Magic Hour (we like to call it Golden Hour)
If you want to take particularly stunning photos of your tours and location, consider shooting right before sunset or right after sunrise. Since your tours are probably conducted during the day time, you don’t want to wait to shoot when it’s too dark, but with this strategy in mind you can certainly take a beautiful photo with golden light without it being too dark.
You’ll want to hold your camera very steady if you want to capture great photos during the Magic or Golden Hour, since the light isn’t very bright. This is also a great time to manually play around with your exposure, since in this lighting if you focus on one area, the automatic exposure will make most of the shot dark.

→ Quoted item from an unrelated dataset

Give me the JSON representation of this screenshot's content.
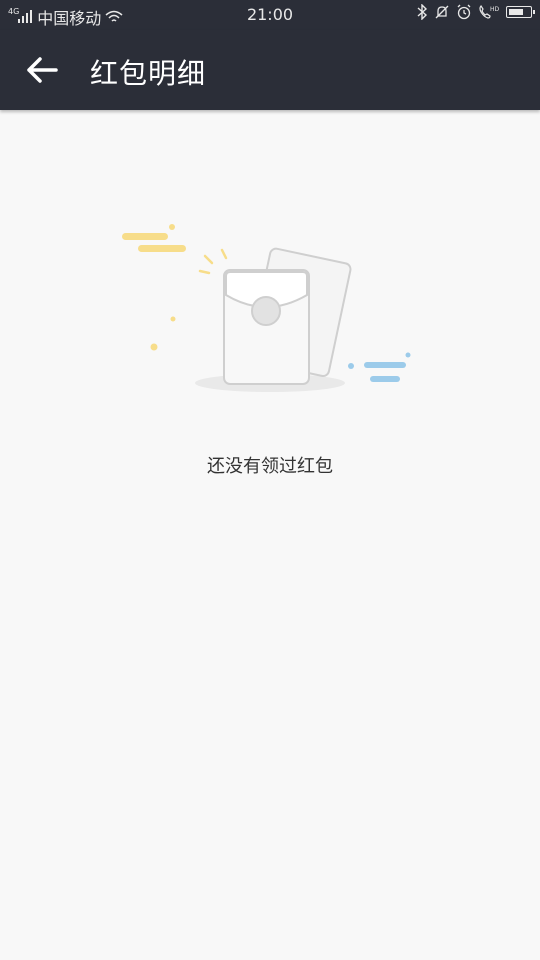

The magic hour photo above was also made possible with the HDR feature. HDR means High Dynamic Range, which means that in HDR mode the camera can see a higher range from the darkest dark colors and the lightest light colors. To turn this feature on, just click HDR at the top of your screen in the camera app. It will look like this:
From there, just tap “on,” and it will turn yellow.
Let’s say you’re taking a photo of your tour group hiking up a hill, and in the shot they’ll be backlit by the sun and bright blue sky. If you are not in HDR mode, the sky will either be overexposed, but the people visible, or the sky looking normal, and the photo will only show a silhouette of the people. But in HDR mode, it will take two shots, of both types of exposures, and combine them into one great photo, where both the people and sky are visible. Unfortunately, it doesn’t always work perfectly, but it will certainly improve your chances of taking a great photo! You can also set your phone to save both the HDR photo and regular photo, so you really have nothing to lose from leaving HDR mode on all the time.
I didn’t take this photo myself, but I think it is a great example of what HDR can do:
If your iPhone has portrait mode, you should definitely be using it when taking photos of your guests or your guides. Only iPhone 7 Plus, 8 Plus, and X have this feature, but if you are looking to take photos of your guides for your About Us page, you should see if anyone you know has one of these iPhones for you to borrow, because the portrait mode photos will look very professional. Portrait Mode gives you instructions while you’re gearing up to take the photo, it will tell you if the area is too dark, or too close or far.The best part of portrait mode is that it will add a depth effect to your photo, you can see an example of this in the photo here. And if you later decide that you don’t want that photo to have the depth effect, you can remove it by clicking edit, then tapping “portrait” at the top of your screen. This will remove the effect, and if you want to add it back, all you have to to do is re-tap Portrait.
Zooming with an iPhone is a quick way to take a really terrible photo! Instead of zooming, just get closer to your subject if you can.
If you’re trying to get a great action shot for your website, let’s say of one of your guests surfing or mountain biking, try shooting in Burst Mode. Burst Mode will allow you to capture every movement and moment by taking a high number of photos extremely fast, and then you can choose the best action shot later.
To shoot a burst, just hold down the capture button for as long as you please, and your phone will rapidly take photos. You can then choose which ones to keep, out of the perhaps dozens of photos you just took, by going to your photos, clicking the one you did the burst for, then tapping “select” at the bottom of the screen. Here you can look through the photos in the burst, and tap the ones you like (a blue check mark will appear on the bottom right of the photo). Once you click “done,” it will ask you if you want to keep all the photos or just the three you selected. If you click “Keep Everything,” the entire burst will be saved, but the ones you selected will show up in your photo library as regular photos, not as part of a burst.
If you’re not able to hire a professional photographer or rent a high quality camera, I hope this guide helps you improve the content of your tour and activity website. And remember, you can always edit the photos using Photoshop or even apple’s Photos app to further improve the quality.